As they build out that ecosystem, new ISR, C2 and, strike capabilities that enter the force can be plugged into the ecosystem that will allow for a continued evolution of that system.

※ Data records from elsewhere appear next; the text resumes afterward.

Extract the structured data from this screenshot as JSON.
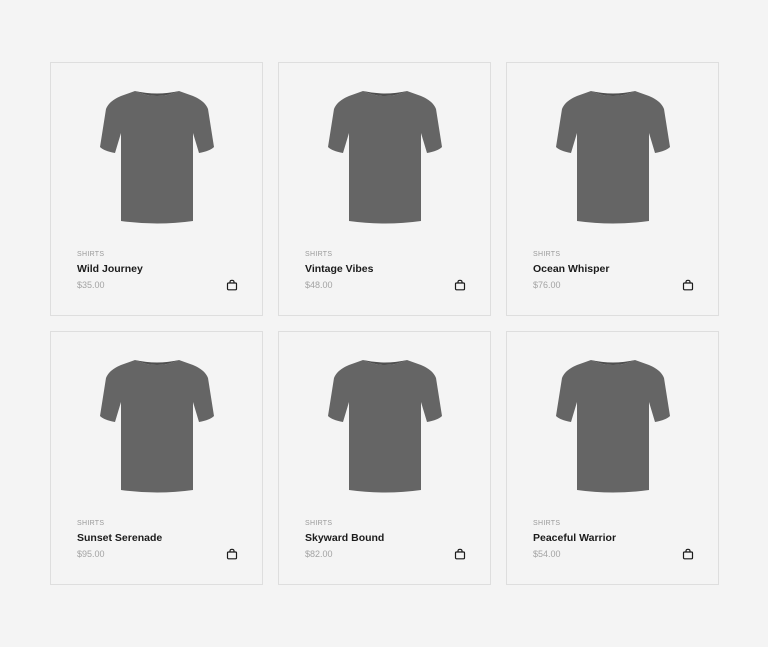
{
  "products": [
    {
      "category": "SHIRTS",
      "name": "Wild Journey",
      "price": "$35.00",
      "image": "t-shirt-image",
      "cart_icon": "shopping-bag-icon"
    },
    {
      "category": "SHIRTS",
      "name": "Vintage Vibes",
      "price": "$48.00",
      "image": "t-shirt-image",
      "cart_icon": "shopping-bag-icon"
    },
    {
      "category": "SHIRTS",
      "name": "Ocean Whisper",
      "price": "$76.00",
      "image": "t-shirt-image",
      "cart_icon": "shopping-bag-icon"
    },
    {
      "category": "SHIRTS",
      "name": "Sunset Serenade",
      "price": "$95.00",
      "image": "t-shirt-image",
      "cart_icon": "shopping-bag-icon"
    },
    {
      "category": "SHIRTS",
      "name": "Skyward Bound",
      "price": "$82.00",
      "image": "t-shirt-image",
      "cart_icon": "shopping-bag-icon"
    },
    {
      "category": "SHIRTS",
      "name": "Peaceful Warrior",
      "price": "$54.00",
      "image": "t-shirt-image",
      "cart_icon": "shopping-bag-icon"
    }
  ],
  "colors": {
    "background": "#f4f4f4",
    "card_border": "#dedede",
    "shirt": "#656565",
    "title": "#1b1b1b",
    "muted": "#9a9a9a"
  }
}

In that sense, the future is now.


By Concepts and Programs | Marine Corps Systems Command | December 13, 2018


NOTM FoS is a Satellite Communications (SATCOM)-based on-the-move command and control (C2) combat capability for all elements of the Marine Air-Ground Task Force (MAGTF).

Initially fielded in 2013 in response to urgent Marine Corps Forces Central Command (CENTCOM) requirements, NOTM is an Acquisition Category (ACAT) IV(M) program with a budget of $509 million across the Future Years Defense Plan (FYDP) and a total life cycle cost of $1.7 billion.

NOTM provides robust C2 wideband SATCOM capability, three external network enclaves (Secret Internet Protocol Router (SIPR), Non-secure Internet Protocol Router (NIPR) and Coalition) with access to the Global Information Grid (GIG), Next Generation Enterprise Network (NGEN), full motion video, Voice over Internet Protocol (VoIP), and Voice over Secure Internet Protocol (VoSIP) integrated onto United States Marine Corps (USMC) tactical vehicles.

Ruggedized laptops with a full suite of Combat Operations Center (COC) tactical software (Joint Tactical Common Operational Picture (COP) Workstation (JTCW)/Command and Control Personal Computer (C2PC), Advanced Field Artillery Tactical Data System (AFATDS) Effects Management Tool (EMT)) and chat are connected between NOTM Point of Presence (PoP) vehicles to Staff Vehicles via Type 1 encrypted wireless local area networks.

A force multiplier on the battlefield, NOTM provides forward and main integrated C2 capabilities for bounding assaults to the edge of the battlespace; commanders are no longer geographically tethered to the COC. The NOTM capability is currently employed both in ground and air platforms.

Operational Impact

A force multiplier on the battlefield, NOTM provides forward and main integrated C2 capabilities for bounding assaults to the edge of the battlespace; commanders are no longer geographically tethered to the COC. The NOTM capability is currently employed both in ground and air platforms.

Deepwater Assault Insertion Exercise, July 2020 from SldInfo.com on Vimeo.